iAnnotate for the iPad

(iPad Study) Permanent link

There are several iPad applications which I have found productive to use. One is called iAnnotate which allows the user to annotate on pdf’s. I have used this program to make comments on exams and papers, and then emailed the marked up pdf back to the students. What is nice about this program on the iPad is not that it does anything that could not be done before (Adobe Acrobat allowed annotations and comments), but the iPad works like a very portable tablet PC, and this application lends itself to the iPad interface. You can use a stylus or the keyboard to make notes and comments. The iPad is combining the concept of the tablet PC with the desktop or laptop computer and putting it into a small, very personal package. iAnnotate takes advantage of that interface. The touch screen interface of the iPad is also a key feature for this application – you can zoom into an area of the document, write your notes, and then zoom out and the comments can be the same size as the text. You can even write between the lines if the students haven’t double spaced the document.

University of San Francisco iPad Study

(iPad Study) Permanent link

I am part of the University of San Francisco’s iPad study. 40 faculty members have been given the basic iPad (no 3G, 16 GB) and are trying to figure how to use the device in an educational setting. In my role as Director of Technology Innovation for the School of Business and Professional Studies, I am examining the iPad with an eye not only towards productivity gains for both faculty and students, but to see if the iPad can actually improve student learning outcomes.

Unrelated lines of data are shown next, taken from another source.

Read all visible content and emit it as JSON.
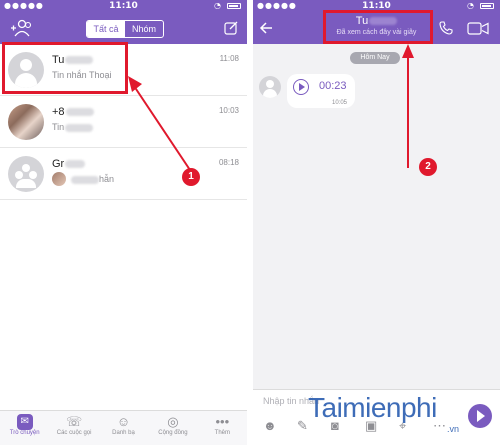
{
  "left": {
    "status": {
      "carrier": "",
      "time": "11:10"
    },
    "tabs": {
      "all": "Tất cả",
      "groups": "Nhóm"
    },
    "chats": [
      {
        "name": "Tu",
        "preview": "Tin nhắn Thoại",
        "time": "11:08"
      },
      {
        "name": "+8",
        "preview": "Tin",
        "time": "10:03"
      },
      {
        "name": "Gr",
        "preview": "hẫn",
        "time": "08:18"
      }
    ],
    "tabbar": [
      "Trò chuyện",
      "Các cuộc gọi",
      "Danh bạ",
      "Cộng đồng",
      "Thêm"
    ],
    "marker": "1"
  },
  "right": {
    "status": {
      "time": "11:10"
    },
    "contact": {
      "name": "Tu",
      "subtitle": "Đã xem cách đây vài giây"
    },
    "date_pill": "Hôm Nay",
    "voice_message": {
      "duration": "00:23",
      "time": "10:05"
    },
    "input_placeholder": "Nhập tin nhắn",
    "marker": "2"
  },
  "watermark": {
    "brand": "Taimienphi",
    "domain": ".vn"
  },
  "colors": {
    "accent": "#7a5bbf",
    "highlight": "#e0192d"
  }
}
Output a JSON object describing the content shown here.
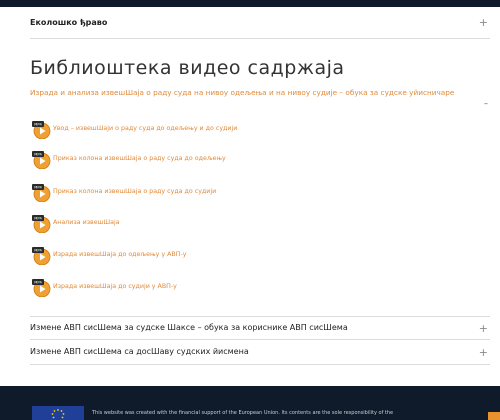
{
  "accordion_top": {
    "label": "Еколошко ђраво"
  },
  "page_title": "Библиоштека видео садржаја",
  "section": {
    "subtitle": "Израда и анализа извешШаја о раду суда на нивоу одељења и на нивоу судије – обука за судске уйисничаре",
    "collapse_symbol": "–"
  },
  "videos": [
    {
      "label": "Увод – извешШаји о раду суда до одељењу и до судији"
    },
    {
      "label": "Приказ колона извешШаја о раду суда до одељењу"
    },
    {
      "label": "Приказ колона извешШаја о раду суда до судији"
    },
    {
      "label": "Анализа извешШаја"
    },
    {
      "label": "Израда извешШаја до одељењу у АВП-у"
    },
    {
      "label": "Израда извешШаја до судији у АВП-у"
    }
  ],
  "video_icon_badge": "MP4",
  "accordion_bottom": [
    {
      "label": "Измене АВП сисШема за судске Шаксе – обука за кориснике АВП сисШема"
    },
    {
      "label": "Измене АВП сисШема са досШаву судских йисмена"
    }
  ],
  "expand_symbol": "+",
  "footer": {
    "text": "This website was created with the financial support of the European Union. Its contents are the sole responsibility of the"
  },
  "colors": {
    "accent": "#e08a3a",
    "footer_bg": "#0f1a2a",
    "eu_blue": "#1f3f99"
  }
}
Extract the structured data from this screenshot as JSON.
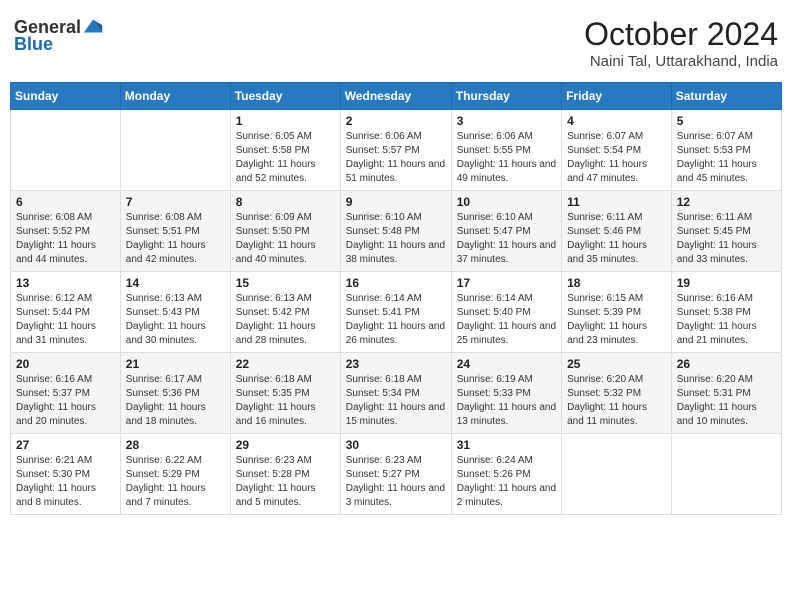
{
  "logo": {
    "general": "General",
    "blue": "Blue"
  },
  "title": {
    "month": "October 2024",
    "location": "Naini Tal, Uttarakhand, India"
  },
  "headers": [
    "Sunday",
    "Monday",
    "Tuesday",
    "Wednesday",
    "Thursday",
    "Friday",
    "Saturday"
  ],
  "weeks": [
    [
      {
        "day": "",
        "content": ""
      },
      {
        "day": "",
        "content": ""
      },
      {
        "day": "1",
        "content": "Sunrise: 6:05 AM\nSunset: 5:58 PM\nDaylight: 11 hours and 52 minutes."
      },
      {
        "day": "2",
        "content": "Sunrise: 6:06 AM\nSunset: 5:57 PM\nDaylight: 11 hours and 51 minutes."
      },
      {
        "day": "3",
        "content": "Sunrise: 6:06 AM\nSunset: 5:55 PM\nDaylight: 11 hours and 49 minutes."
      },
      {
        "day": "4",
        "content": "Sunrise: 6:07 AM\nSunset: 5:54 PM\nDaylight: 11 hours and 47 minutes."
      },
      {
        "day": "5",
        "content": "Sunrise: 6:07 AM\nSunset: 5:53 PM\nDaylight: 11 hours and 45 minutes."
      }
    ],
    [
      {
        "day": "6",
        "content": "Sunrise: 6:08 AM\nSunset: 5:52 PM\nDaylight: 11 hours and 44 minutes."
      },
      {
        "day": "7",
        "content": "Sunrise: 6:08 AM\nSunset: 5:51 PM\nDaylight: 11 hours and 42 minutes."
      },
      {
        "day": "8",
        "content": "Sunrise: 6:09 AM\nSunset: 5:50 PM\nDaylight: 11 hours and 40 minutes."
      },
      {
        "day": "9",
        "content": "Sunrise: 6:10 AM\nSunset: 5:48 PM\nDaylight: 11 hours and 38 minutes."
      },
      {
        "day": "10",
        "content": "Sunrise: 6:10 AM\nSunset: 5:47 PM\nDaylight: 11 hours and 37 minutes."
      },
      {
        "day": "11",
        "content": "Sunrise: 6:11 AM\nSunset: 5:46 PM\nDaylight: 11 hours and 35 minutes."
      },
      {
        "day": "12",
        "content": "Sunrise: 6:11 AM\nSunset: 5:45 PM\nDaylight: 11 hours and 33 minutes."
      }
    ],
    [
      {
        "day": "13",
        "content": "Sunrise: 6:12 AM\nSunset: 5:44 PM\nDaylight: 11 hours and 31 minutes."
      },
      {
        "day": "14",
        "content": "Sunrise: 6:13 AM\nSunset: 5:43 PM\nDaylight: 11 hours and 30 minutes."
      },
      {
        "day": "15",
        "content": "Sunrise: 6:13 AM\nSunset: 5:42 PM\nDaylight: 11 hours and 28 minutes."
      },
      {
        "day": "16",
        "content": "Sunrise: 6:14 AM\nSunset: 5:41 PM\nDaylight: 11 hours and 26 minutes."
      },
      {
        "day": "17",
        "content": "Sunrise: 6:14 AM\nSunset: 5:40 PM\nDaylight: 11 hours and 25 minutes."
      },
      {
        "day": "18",
        "content": "Sunrise: 6:15 AM\nSunset: 5:39 PM\nDaylight: 11 hours and 23 minutes."
      },
      {
        "day": "19",
        "content": "Sunrise: 6:16 AM\nSunset: 5:38 PM\nDaylight: 11 hours and 21 minutes."
      }
    ],
    [
      {
        "day": "20",
        "content": "Sunrise: 6:16 AM\nSunset: 5:37 PM\nDaylight: 11 hours and 20 minutes."
      },
      {
        "day": "21",
        "content": "Sunrise: 6:17 AM\nSunset: 5:36 PM\nDaylight: 11 hours and 18 minutes."
      },
      {
        "day": "22",
        "content": "Sunrise: 6:18 AM\nSunset: 5:35 PM\nDaylight: 11 hours and 16 minutes."
      },
      {
        "day": "23",
        "content": "Sunrise: 6:18 AM\nSunset: 5:34 PM\nDaylight: 11 hours and 15 minutes."
      },
      {
        "day": "24",
        "content": "Sunrise: 6:19 AM\nSunset: 5:33 PM\nDaylight: 11 hours and 13 minutes."
      },
      {
        "day": "25",
        "content": "Sunrise: 6:20 AM\nSunset: 5:32 PM\nDaylight: 11 hours and 11 minutes."
      },
      {
        "day": "26",
        "content": "Sunrise: 6:20 AM\nSunset: 5:31 PM\nDaylight: 11 hours and 10 minutes."
      }
    ],
    [
      {
        "day": "27",
        "content": "Sunrise: 6:21 AM\nSunset: 5:30 PM\nDaylight: 11 hours and 8 minutes."
      },
      {
        "day": "28",
        "content": "Sunrise: 6:22 AM\nSunset: 5:29 PM\nDaylight: 11 hours and 7 minutes."
      },
      {
        "day": "29",
        "content": "Sunrise: 6:23 AM\nSunset: 5:28 PM\nDaylight: 11 hours and 5 minutes."
      },
      {
        "day": "30",
        "content": "Sunrise: 6:23 AM\nSunset: 5:27 PM\nDaylight: 11 hours and 3 minutes."
      },
      {
        "day": "31",
        "content": "Sunrise: 6:24 AM\nSunset: 5:26 PM\nDaylight: 11 hours and 2 minutes."
      },
      {
        "day": "",
        "content": ""
      },
      {
        "day": "",
        "content": ""
      }
    ]
  ]
}
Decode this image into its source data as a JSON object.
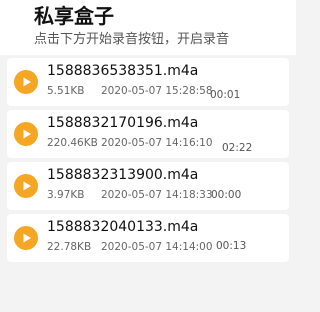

University of San Francisco iPad Study

(iPad Study) Permanent link

I am part of the University of San Francisco’s iPad study. 40 faculty members have been given the basic iPad (no 3G, 16 GB) and are trying to figure how to use the device in an educational setting. In my role as Director of Technology Innovation for the School of Business and Professional Studies, I am examining the iPad with an eye not only towards productivity gains for both faculty and students, but to see if the iPad can actually improve student learning outcomes.